The Federal Aviation Administration (FAA) picked Alaska, Nevada, New York, North Dakota, Texas and Virginia.
The sites are part of a programme to develop safety and operational rules for drones by the end of 2015.
Hitherto mainly used by the military, the potential of drones is now being explored by everyone from real estate agents to farmers or delivery services.
The head of the FAA, Michael Huerta, said safety would be the priority as it considers approval for unleashing the unmanned aircraft into US skies.
Pilots will be notified through routine announcements about where drones are being flown.
The FAA said in a statement that its decision followed a 10-month process involving proposals from 24 states.
The agency said it had considered geography, climate, location of ground infrastructure, research needs, airspace use, aviation experience and risk.
The sites chosen are:
- A set of locations proposed by the University of Alaska in seven zones with varying climates, from Hawaii to Oregon
- Griffiss International Airport in central New York state will test how to integrate drones into the congested north-east airspace
- North Dakota Department of Commerce will test the human impact of drones and also how the aircraft cope in temperate climates
- The state of Nevada will concentrate on standards for air traffic and drone operators

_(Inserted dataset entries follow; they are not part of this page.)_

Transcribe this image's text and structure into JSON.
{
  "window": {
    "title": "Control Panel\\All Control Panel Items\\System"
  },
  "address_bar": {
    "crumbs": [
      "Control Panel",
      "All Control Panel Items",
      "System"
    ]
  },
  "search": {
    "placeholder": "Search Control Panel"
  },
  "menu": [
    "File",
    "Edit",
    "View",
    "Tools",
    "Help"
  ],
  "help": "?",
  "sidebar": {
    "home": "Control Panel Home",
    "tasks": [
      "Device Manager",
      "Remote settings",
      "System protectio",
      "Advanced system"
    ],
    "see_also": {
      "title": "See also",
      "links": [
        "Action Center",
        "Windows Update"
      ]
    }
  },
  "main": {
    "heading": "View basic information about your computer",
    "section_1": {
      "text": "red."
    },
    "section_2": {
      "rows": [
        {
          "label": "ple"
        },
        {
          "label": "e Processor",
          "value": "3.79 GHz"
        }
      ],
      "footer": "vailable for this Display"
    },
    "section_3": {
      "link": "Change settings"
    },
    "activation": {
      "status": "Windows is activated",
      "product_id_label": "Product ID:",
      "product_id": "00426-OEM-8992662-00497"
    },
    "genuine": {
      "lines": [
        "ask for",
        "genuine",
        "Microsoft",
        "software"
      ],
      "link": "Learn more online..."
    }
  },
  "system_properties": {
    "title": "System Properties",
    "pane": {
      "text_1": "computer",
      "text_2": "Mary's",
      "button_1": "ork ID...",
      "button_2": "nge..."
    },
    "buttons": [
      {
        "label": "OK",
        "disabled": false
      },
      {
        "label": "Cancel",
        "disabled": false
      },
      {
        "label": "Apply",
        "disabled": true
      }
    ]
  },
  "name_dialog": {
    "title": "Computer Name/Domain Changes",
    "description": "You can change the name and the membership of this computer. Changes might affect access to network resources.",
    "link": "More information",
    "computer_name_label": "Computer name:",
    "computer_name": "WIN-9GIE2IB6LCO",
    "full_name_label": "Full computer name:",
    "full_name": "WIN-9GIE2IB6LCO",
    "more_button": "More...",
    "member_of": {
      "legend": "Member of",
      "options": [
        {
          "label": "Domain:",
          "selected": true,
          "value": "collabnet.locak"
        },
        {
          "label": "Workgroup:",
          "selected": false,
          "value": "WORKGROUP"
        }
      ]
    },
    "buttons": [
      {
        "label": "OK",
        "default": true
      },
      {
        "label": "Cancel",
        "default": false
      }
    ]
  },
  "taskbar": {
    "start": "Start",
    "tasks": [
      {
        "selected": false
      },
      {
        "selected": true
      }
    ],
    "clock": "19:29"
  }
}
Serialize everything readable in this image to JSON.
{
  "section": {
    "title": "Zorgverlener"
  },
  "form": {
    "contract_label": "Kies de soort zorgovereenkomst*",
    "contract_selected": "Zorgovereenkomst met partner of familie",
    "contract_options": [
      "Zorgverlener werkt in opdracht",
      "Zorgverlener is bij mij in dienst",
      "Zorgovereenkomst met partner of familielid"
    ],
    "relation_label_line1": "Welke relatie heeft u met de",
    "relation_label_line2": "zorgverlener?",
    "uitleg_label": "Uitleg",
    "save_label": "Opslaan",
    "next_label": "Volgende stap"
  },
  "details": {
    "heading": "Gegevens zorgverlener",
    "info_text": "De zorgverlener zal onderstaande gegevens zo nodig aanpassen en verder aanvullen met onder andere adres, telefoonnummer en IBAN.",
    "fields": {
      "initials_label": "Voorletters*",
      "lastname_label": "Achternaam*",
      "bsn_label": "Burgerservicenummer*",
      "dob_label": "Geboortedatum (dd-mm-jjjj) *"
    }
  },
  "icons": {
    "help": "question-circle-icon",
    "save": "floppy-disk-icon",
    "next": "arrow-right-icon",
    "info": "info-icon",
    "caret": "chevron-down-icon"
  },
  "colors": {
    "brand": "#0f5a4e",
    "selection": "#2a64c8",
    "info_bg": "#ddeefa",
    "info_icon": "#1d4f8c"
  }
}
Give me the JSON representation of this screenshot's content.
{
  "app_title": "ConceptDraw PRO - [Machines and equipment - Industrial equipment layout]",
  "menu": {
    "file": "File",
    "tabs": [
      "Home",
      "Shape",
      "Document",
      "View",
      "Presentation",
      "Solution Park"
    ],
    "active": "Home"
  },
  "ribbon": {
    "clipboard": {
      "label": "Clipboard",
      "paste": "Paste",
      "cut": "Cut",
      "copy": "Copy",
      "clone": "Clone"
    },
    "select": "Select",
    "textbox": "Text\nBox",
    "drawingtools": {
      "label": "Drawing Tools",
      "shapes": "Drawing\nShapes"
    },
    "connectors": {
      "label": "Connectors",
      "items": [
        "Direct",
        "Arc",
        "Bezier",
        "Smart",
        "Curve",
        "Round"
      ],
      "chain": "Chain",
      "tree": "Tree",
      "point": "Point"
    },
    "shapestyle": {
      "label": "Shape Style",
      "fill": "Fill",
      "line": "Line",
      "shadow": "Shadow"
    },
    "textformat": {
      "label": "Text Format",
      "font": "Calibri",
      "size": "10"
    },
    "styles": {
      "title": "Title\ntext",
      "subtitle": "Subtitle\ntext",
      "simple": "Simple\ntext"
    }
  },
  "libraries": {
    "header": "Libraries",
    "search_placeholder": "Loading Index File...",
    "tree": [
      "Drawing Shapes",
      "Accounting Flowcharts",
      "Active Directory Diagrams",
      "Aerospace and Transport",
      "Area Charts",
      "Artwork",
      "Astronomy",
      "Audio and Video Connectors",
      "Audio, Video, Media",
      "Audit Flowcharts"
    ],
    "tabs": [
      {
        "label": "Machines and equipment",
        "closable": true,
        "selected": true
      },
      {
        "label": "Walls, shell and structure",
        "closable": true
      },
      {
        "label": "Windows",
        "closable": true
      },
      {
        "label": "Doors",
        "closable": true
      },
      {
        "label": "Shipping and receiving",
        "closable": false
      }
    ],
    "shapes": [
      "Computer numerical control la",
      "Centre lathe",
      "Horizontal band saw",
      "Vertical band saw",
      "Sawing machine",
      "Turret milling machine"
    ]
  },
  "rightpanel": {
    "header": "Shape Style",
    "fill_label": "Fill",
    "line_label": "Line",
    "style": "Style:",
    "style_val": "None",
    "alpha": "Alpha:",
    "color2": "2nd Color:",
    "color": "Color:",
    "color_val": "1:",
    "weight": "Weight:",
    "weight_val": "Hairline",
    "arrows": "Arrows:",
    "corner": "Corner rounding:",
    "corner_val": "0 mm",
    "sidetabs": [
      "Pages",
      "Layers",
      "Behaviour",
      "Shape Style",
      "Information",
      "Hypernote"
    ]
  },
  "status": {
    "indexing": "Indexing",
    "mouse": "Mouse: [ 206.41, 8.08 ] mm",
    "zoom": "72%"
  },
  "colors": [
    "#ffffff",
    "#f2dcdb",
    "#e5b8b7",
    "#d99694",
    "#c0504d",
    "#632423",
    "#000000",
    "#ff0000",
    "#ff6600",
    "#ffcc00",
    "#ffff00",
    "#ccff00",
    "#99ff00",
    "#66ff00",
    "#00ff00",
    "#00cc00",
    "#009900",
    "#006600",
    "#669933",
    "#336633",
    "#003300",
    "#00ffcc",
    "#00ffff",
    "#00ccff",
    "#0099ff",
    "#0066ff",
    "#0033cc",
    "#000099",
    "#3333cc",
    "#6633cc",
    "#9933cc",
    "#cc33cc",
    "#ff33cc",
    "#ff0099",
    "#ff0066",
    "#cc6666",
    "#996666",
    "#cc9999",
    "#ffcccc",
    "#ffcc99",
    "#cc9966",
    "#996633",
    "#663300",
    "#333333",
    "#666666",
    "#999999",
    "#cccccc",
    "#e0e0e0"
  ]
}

- Texas A&M University plans to develop safety requirements for drones and testing for airworthiness
- Virginia Tech university will research operational and technical areas of risk for drones
North Dakota has already committed $5m (£3m) and named a former state Air National Guard Commander as its test site director.
The biggest chunk of the expected growth in the commercial drone industry is currently expected to be for agriculture and law enforcement.
Police and other emergency services could use them for crowd control, taking crime scene photos or for search and rescue missions.
It can cost a police department hundreds of dollars an hour to deploy a helicopter, while an unmanned aerial vehicle (UAV) can be sent into the skies for as little as $25 an hour.
Farmers, meanwhile, might find it easier to spray crops or survey livestock with the pilotless aircraft.
The FAA estimates as many as 7,500 aircraft could be in the air five years after widespread airspace access is made legal.
However, the commercial use of drones has drawn criticism from both conservatives and liberals.
In a report last December, the American Civil Liberties Union said that giving drones access to US skies would only ensure “our every move is monitored, tracked, recorded and scrutinised by the authorities”.
But lawmakers from winning states were delighted with the selections.
“This is wonderful news for Nevada that creates a huge opportunity for our economy,” said Senator Harry Reid, a Democrat from Nevada.
An industry-commissioned study predicted more than 70,000 jobs – including drone operators – would develop in the first three years after Congress loosens drone restrictions on US skies.
The same study, conducted by the Teal Group research firm found that the worldwide commercial drone market could top $89bn in the next decade.